Material shown
▼
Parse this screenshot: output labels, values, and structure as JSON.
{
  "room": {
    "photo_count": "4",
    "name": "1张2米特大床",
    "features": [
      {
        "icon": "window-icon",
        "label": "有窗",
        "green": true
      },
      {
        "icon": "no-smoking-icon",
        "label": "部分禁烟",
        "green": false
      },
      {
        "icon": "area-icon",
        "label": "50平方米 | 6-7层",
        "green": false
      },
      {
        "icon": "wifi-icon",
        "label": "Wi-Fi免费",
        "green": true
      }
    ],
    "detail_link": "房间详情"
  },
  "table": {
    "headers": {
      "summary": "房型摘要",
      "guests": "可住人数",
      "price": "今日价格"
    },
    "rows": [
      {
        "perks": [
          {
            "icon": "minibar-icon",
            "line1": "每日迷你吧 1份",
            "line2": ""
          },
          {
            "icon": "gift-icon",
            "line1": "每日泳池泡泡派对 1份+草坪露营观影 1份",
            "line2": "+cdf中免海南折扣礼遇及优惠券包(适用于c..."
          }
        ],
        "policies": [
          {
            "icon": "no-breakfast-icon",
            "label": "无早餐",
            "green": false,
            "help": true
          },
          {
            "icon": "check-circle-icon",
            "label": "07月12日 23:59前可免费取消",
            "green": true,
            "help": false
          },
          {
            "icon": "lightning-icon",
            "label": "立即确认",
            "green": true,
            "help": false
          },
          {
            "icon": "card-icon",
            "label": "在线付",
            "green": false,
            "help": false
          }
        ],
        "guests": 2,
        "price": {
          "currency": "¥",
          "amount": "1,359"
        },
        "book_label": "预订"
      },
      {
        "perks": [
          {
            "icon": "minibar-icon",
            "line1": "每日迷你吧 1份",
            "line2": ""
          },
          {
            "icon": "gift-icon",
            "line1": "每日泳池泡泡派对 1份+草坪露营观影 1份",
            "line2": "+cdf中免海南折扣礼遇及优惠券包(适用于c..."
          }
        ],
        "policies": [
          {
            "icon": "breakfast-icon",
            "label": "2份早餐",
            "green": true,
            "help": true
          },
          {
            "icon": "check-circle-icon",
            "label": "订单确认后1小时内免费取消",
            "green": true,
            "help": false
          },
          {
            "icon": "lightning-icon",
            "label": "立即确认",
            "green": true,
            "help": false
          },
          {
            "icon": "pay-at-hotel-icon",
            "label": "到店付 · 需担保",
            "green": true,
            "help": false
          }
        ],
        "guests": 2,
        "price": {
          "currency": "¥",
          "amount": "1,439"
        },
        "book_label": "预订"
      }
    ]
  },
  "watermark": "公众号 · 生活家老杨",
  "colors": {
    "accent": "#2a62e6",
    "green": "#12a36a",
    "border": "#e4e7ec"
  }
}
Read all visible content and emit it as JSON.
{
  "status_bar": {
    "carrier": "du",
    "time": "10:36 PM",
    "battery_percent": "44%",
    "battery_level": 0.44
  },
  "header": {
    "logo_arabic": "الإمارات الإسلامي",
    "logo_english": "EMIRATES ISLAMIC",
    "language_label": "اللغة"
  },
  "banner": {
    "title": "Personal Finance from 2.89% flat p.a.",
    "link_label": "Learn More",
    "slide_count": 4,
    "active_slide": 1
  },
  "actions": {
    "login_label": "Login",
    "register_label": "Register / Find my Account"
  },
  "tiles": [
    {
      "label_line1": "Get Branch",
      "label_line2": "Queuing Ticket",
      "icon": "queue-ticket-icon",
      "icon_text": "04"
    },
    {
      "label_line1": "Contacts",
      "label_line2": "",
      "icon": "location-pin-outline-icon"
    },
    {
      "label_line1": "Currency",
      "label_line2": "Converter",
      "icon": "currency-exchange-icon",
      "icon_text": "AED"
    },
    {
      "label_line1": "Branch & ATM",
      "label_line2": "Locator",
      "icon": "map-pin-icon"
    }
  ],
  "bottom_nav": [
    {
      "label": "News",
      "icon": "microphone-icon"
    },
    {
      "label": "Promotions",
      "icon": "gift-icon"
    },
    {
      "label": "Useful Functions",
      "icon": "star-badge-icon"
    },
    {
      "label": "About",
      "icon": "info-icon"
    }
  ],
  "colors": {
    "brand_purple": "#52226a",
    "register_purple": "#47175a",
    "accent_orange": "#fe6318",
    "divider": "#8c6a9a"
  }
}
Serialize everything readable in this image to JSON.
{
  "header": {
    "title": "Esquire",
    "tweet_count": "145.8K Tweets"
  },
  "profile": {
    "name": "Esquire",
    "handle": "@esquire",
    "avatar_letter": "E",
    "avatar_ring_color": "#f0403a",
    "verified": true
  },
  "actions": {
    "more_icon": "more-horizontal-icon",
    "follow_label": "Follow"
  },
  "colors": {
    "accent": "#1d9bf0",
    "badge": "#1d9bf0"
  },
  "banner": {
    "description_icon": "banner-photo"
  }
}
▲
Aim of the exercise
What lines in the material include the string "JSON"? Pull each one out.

The completed task
Parse this screenshot: output labels, values, and structure as JSON.
Read all visible content and emit it as JSON.
Serialize everything readable in this image to JSON.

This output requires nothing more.